In this paper I discuss how multicultural art education could be strengthened within the existing bicultural framework.
In particular, the past, present, and future of the nation's foundational document, the Treaty of Waitangi, signed between the first nations and the British Crown in 1840, has dominated popular debate and official policy in recent decades.
Other ethno-cultural and politico-constitutional relationships, including those between Maori and significant immigrant populations from countries within the Pacific region (Pasifika peoples), have received scant attention.
” Everyone is entitled to their own opinion of course, but the following points might help to open minds, particularly the minds of those who haven’t had the opportunity to see the issue from another perspective before.
1 New Zealand is home base for Māori We do have people from all cultures living here but New Zealand is the only ‘home base’ for Māori.
ABSTRACT: This article reports on the findings of a study, ' East meets West: Asian students' perspectives on art education in New Zealand', which sought the views of twenty pre-service art teachers of Asian ethnicity who trained to be secondary school teachers between 20.
The findings highlight a disparity between the increasingly multicultural student population in secondary schools, including those of Asian ethnicity, and the current emphasis on a bicultural approach to art education.

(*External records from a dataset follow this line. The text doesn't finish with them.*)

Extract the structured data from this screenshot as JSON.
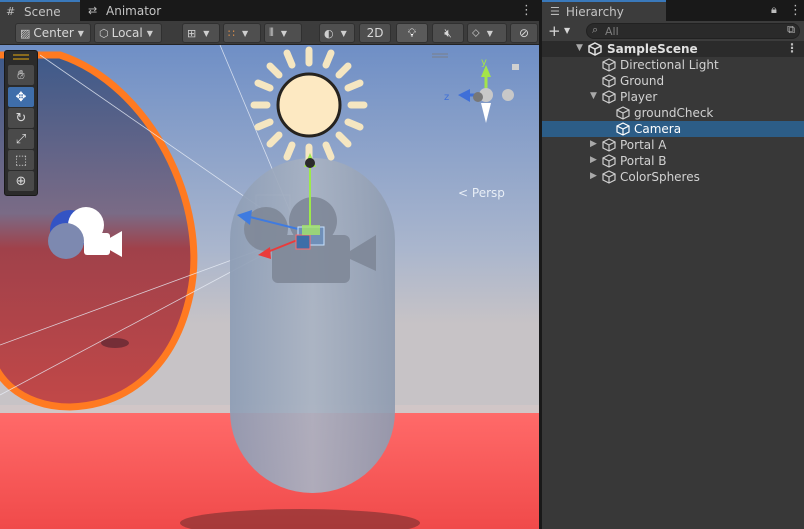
{
  "scene_tabs": [
    {
      "label": "Scene",
      "icon": "grid-icon"
    },
    {
      "label": "Animator",
      "icon": "animator-icon"
    }
  ],
  "toolbar": {
    "pivot": "Center",
    "space": "Local",
    "mode_2d": "2D"
  },
  "viewport": {
    "projection_label": "Persp",
    "gizmo_axes": {
      "y": "y",
      "z": "z"
    }
  },
  "colors": {
    "sky_top": "#7f9ccc",
    "floor": "#ff5a5a",
    "portal_ring": "#ff7a21",
    "selection_blue": "#2c5d87",
    "accent": "#3a79bb"
  },
  "hierarchy": {
    "tab_label": "Hierarchy",
    "search_placeholder": "All",
    "scene_name": "SampleScene",
    "items": [
      {
        "label": "Directional Light",
        "depth": 1,
        "foldout": false,
        "selected": false
      },
      {
        "label": "Ground",
        "depth": 1,
        "foldout": false,
        "selected": false
      },
      {
        "label": "Player",
        "depth": 1,
        "foldout": "open",
        "selected": false
      },
      {
        "label": "groundCheck",
        "depth": 2,
        "foldout": false,
        "selected": false
      },
      {
        "label": "Camera",
        "depth": 2,
        "foldout": false,
        "selected": true
      },
      {
        "label": "Portal A",
        "depth": 1,
        "foldout": "closed",
        "selected": false
      },
      {
        "label": "Portal B",
        "depth": 1,
        "foldout": "closed",
        "selected": false
      },
      {
        "label": "ColorSpheres",
        "depth": 1,
        "foldout": "closed",
        "selected": false
      }
    ]
  }
}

If the language and culture aren’t given special status here in Aotearoa New Zealand, the simple fact is that in today’s Western-oriented, English-language dominated world, they will struggle to survive.
We know already it only takes one generation to lose a language but three generations to reclaim it.

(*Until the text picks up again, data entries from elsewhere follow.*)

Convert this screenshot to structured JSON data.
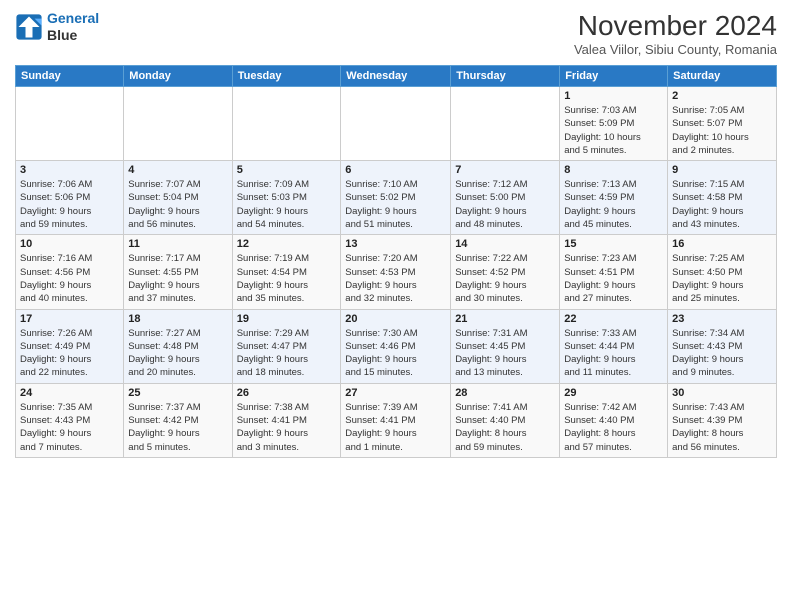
{
  "logo": {
    "line1": "General",
    "line2": "Blue"
  },
  "title": "November 2024",
  "subtitle": "Valea Viilor, Sibiu County, Romania",
  "weekdays": [
    "Sunday",
    "Monday",
    "Tuesday",
    "Wednesday",
    "Thursday",
    "Friday",
    "Saturday"
  ],
  "weeks": [
    [
      {
        "day": "",
        "info": ""
      },
      {
        "day": "",
        "info": ""
      },
      {
        "day": "",
        "info": ""
      },
      {
        "day": "",
        "info": ""
      },
      {
        "day": "",
        "info": ""
      },
      {
        "day": "1",
        "info": "Sunrise: 7:03 AM\nSunset: 5:09 PM\nDaylight: 10 hours\nand 5 minutes."
      },
      {
        "day": "2",
        "info": "Sunrise: 7:05 AM\nSunset: 5:07 PM\nDaylight: 10 hours\nand 2 minutes."
      }
    ],
    [
      {
        "day": "3",
        "info": "Sunrise: 7:06 AM\nSunset: 5:06 PM\nDaylight: 9 hours\nand 59 minutes."
      },
      {
        "day": "4",
        "info": "Sunrise: 7:07 AM\nSunset: 5:04 PM\nDaylight: 9 hours\nand 56 minutes."
      },
      {
        "day": "5",
        "info": "Sunrise: 7:09 AM\nSunset: 5:03 PM\nDaylight: 9 hours\nand 54 minutes."
      },
      {
        "day": "6",
        "info": "Sunrise: 7:10 AM\nSunset: 5:02 PM\nDaylight: 9 hours\nand 51 minutes."
      },
      {
        "day": "7",
        "info": "Sunrise: 7:12 AM\nSunset: 5:00 PM\nDaylight: 9 hours\nand 48 minutes."
      },
      {
        "day": "8",
        "info": "Sunrise: 7:13 AM\nSunset: 4:59 PM\nDaylight: 9 hours\nand 45 minutes."
      },
      {
        "day": "9",
        "info": "Sunrise: 7:15 AM\nSunset: 4:58 PM\nDaylight: 9 hours\nand 43 minutes."
      }
    ],
    [
      {
        "day": "10",
        "info": "Sunrise: 7:16 AM\nSunset: 4:56 PM\nDaylight: 9 hours\nand 40 minutes."
      },
      {
        "day": "11",
        "info": "Sunrise: 7:17 AM\nSunset: 4:55 PM\nDaylight: 9 hours\nand 37 minutes."
      },
      {
        "day": "12",
        "info": "Sunrise: 7:19 AM\nSunset: 4:54 PM\nDaylight: 9 hours\nand 35 minutes."
      },
      {
        "day": "13",
        "info": "Sunrise: 7:20 AM\nSunset: 4:53 PM\nDaylight: 9 hours\nand 32 minutes."
      },
      {
        "day": "14",
        "info": "Sunrise: 7:22 AM\nSunset: 4:52 PM\nDaylight: 9 hours\nand 30 minutes."
      },
      {
        "day": "15",
        "info": "Sunrise: 7:23 AM\nSunset: 4:51 PM\nDaylight: 9 hours\nand 27 minutes."
      },
      {
        "day": "16",
        "info": "Sunrise: 7:25 AM\nSunset: 4:50 PM\nDaylight: 9 hours\nand 25 minutes."
      }
    ],
    [
      {
        "day": "17",
        "info": "Sunrise: 7:26 AM\nSunset: 4:49 PM\nDaylight: 9 hours\nand 22 minutes."
      },
      {
        "day": "18",
        "info": "Sunrise: 7:27 AM\nSunset: 4:48 PM\nDaylight: 9 hours\nand 20 minutes."
      },
      {
        "day": "19",
        "info": "Sunrise: 7:29 AM\nSunset: 4:47 PM\nDaylight: 9 hours\nand 18 minutes."
      },
      {
        "day": "20",
        "info": "Sunrise: 7:30 AM\nSunset: 4:46 PM\nDaylight: 9 hours\nand 15 minutes."
      },
      {
        "day": "21",
        "info": "Sunrise: 7:31 AM\nSunset: 4:45 PM\nDaylight: 9 hours\nand 13 minutes."
      },
      {
        "day": "22",
        "info": "Sunrise: 7:33 AM\nSunset: 4:44 PM\nDaylight: 9 hours\nand 11 minutes."
      },
      {
        "day": "23",
        "info": "Sunrise: 7:34 AM\nSunset: 4:43 PM\nDaylight: 9 hours\nand 9 minutes."
      }
    ],
    [
      {
        "day": "24",
        "info": "Sunrise: 7:35 AM\nSunset: 4:43 PM\nDaylight: 9 hours\nand 7 minutes."
      },
      {
        "day": "25",
        "info": "Sunrise: 7:37 AM\nSunset: 4:42 PM\nDaylight: 9 hours\nand 5 minutes."
      },
      {
        "day": "26",
        "info": "Sunrise: 7:38 AM\nSunset: 4:41 PM\nDaylight: 9 hours\nand 3 minutes."
      },
      {
        "day": "27",
        "info": "Sunrise: 7:39 AM\nSunset: 4:41 PM\nDaylight: 9 hours\nand 1 minute."
      },
      {
        "day": "28",
        "info": "Sunrise: 7:41 AM\nSunset: 4:40 PM\nDaylight: 8 hours\nand 59 minutes."
      },
      {
        "day": "29",
        "info": "Sunrise: 7:42 AM\nSunset: 4:40 PM\nDaylight: 8 hours\nand 57 minutes."
      },
      {
        "day": "30",
        "info": "Sunrise: 7:43 AM\nSunset: 4:39 PM\nDaylight: 8 hours\nand 56 minutes."
      }
    ]
  ]
}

The student population has become progressively diverse, particularly in my professional location, Auckland, a city in which 40% of secondary schools are classified as multicultural (Education Review Office, 2000; Ministry of Education, 2008; Statistics New Zealand, 2006).
However, multicultural art education in New Zealand secondary schools is complicated by this nation's position on biculturalism, a commitment founded in its postcolonial history (Hill, 2004, 2010; May, 2002; Salmond, 1991).
The research was located in New Zealand, an increasingly multicultural nation in the Asia Pacific region.